Robert Scoble also exhibits skepticism regarding the value of Wave as a true productivity tool. Scoble suggests that Wave represents multiple layers of unproductive tools: email, topped with chat, topped with social media, topped with features that lack an intuitive interface, et cetera. Scoble also criticizes Wave for its lack of integration with Google Docs and Spreadsheets and its tortoise-like pace. Hit the jump above for his fleshed-out discourse as to why he is not ravin’ ’bout the Wave.
Steven Hodson at the Inquisitr seems similarly unimpressed, mostly due to the difficulty he experienced ramping up with Google Wave and getting even rudimentary controls under control. He is holding his conclusions in check until he can spend more time with the tool and, hopefully, “get” the hype.
Steve Rubel opines that Google Wave, as it currently stands, is not a Twitter, Facebook or even email killer, in large part due to its complexity. Rubel believes it solves a problem that doesn’t exist, but is hopeful that Google Wave 2.0 addresses the concern and delivers on the promise.

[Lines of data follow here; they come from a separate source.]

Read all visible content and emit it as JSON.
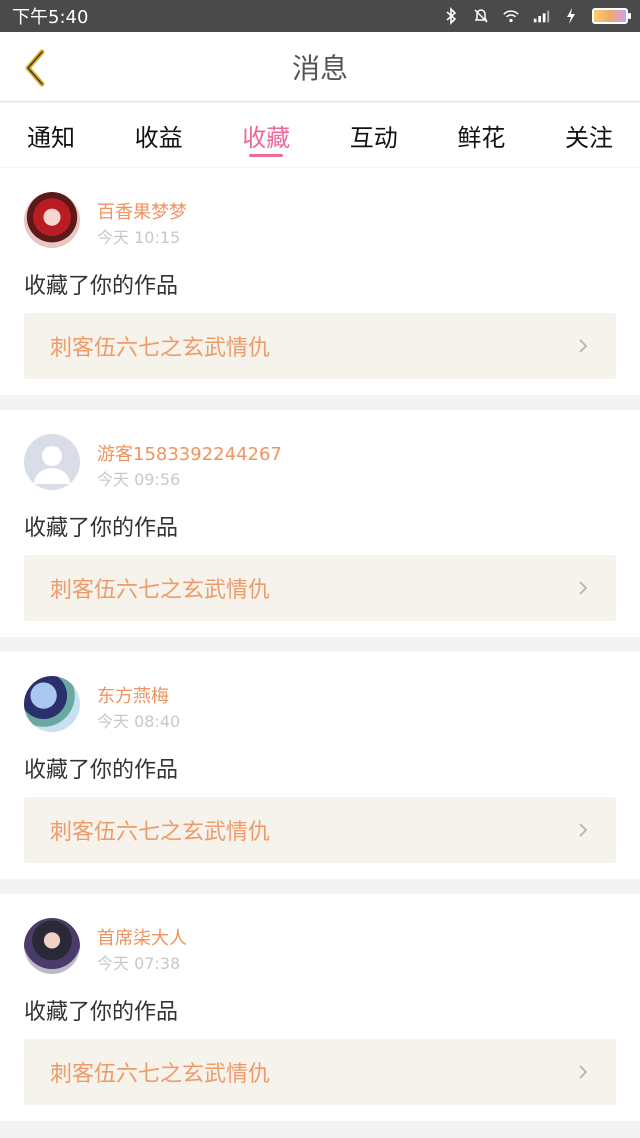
{
  "status_bar": {
    "time": "下午5:40"
  },
  "header": {
    "title": "消息",
    "back_icon": "chevron-left-icon"
  },
  "tabs": [
    {
      "label": "通知",
      "active": false
    },
    {
      "label": "收益",
      "active": false
    },
    {
      "label": "收藏",
      "active": true
    },
    {
      "label": "互动",
      "active": false
    },
    {
      "label": "鲜花",
      "active": false
    },
    {
      "label": "关注",
      "active": false
    }
  ],
  "messages": [
    {
      "user": "百香果梦梦",
      "time": "今天 10:15",
      "action": "收藏了你的作品",
      "work": "刺客伍六七之玄武情仇"
    },
    {
      "user": "游客1583392244267",
      "time": "今天 09:56",
      "action": "收藏了你的作品",
      "work": "刺客伍六七之玄武情仇"
    },
    {
      "user": "东方燕梅",
      "time": "今天 08:40",
      "action": "收藏了你的作品",
      "work": "刺客伍六七之玄武情仇"
    },
    {
      "user": "首席柒大人",
      "time": "今天 07:38",
      "action": "收藏了你的作品",
      "work": "刺客伍六七之玄武情仇"
    }
  ],
  "colors": {
    "accent": "#ea6a9a",
    "name": "#f0935e",
    "work": "#ef9b69",
    "back_icon": "#e0ad2f"
  }
}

Louis Gray’s take is not as critical, as he offers his personal experience with Google Wave here. He crafts a nice overview of the user experience, for those craving their own near-hands-on. But even he suggests that Google Wave will prove most useful for collaboration among small teams. And, reading between his lines, Gray appears to lament the fact that Google Wave is simply another place to check for conversations and information exchange, further burdening an already overburdened on-line network of email and social media outposts. It seems Wave may not be the ideal source for “crowd” conversations among large groups.
So, does my post sound a bit like the fox who couldn’t reach the proverbial grapes, proclaiming them to be sour as he quits the quest? Maybe so. But I am still hot to try Google Wave and allow my own first-hand experience to be my guide. I am guarded, however, after reading the somewhat critical reviews from some of tech’s elite. If these guys are having issues with Google Wave, how will the average tech-averse lawyer or business person manage its might? In any event, if a reader has an extra invite to pass along, I wouldn’t turn it down and might even be your best friend. 😉
Maybe you are one of the lucky few already enjoying Wave and currently making up your own mind about its utility or lack thereof. I have something for you too: a cheatsheet for Wave searching from Google itself.
Check out the lengthy Google developers preview video that follows. Or hit the simplistic video further below, linked in Scoble’s post.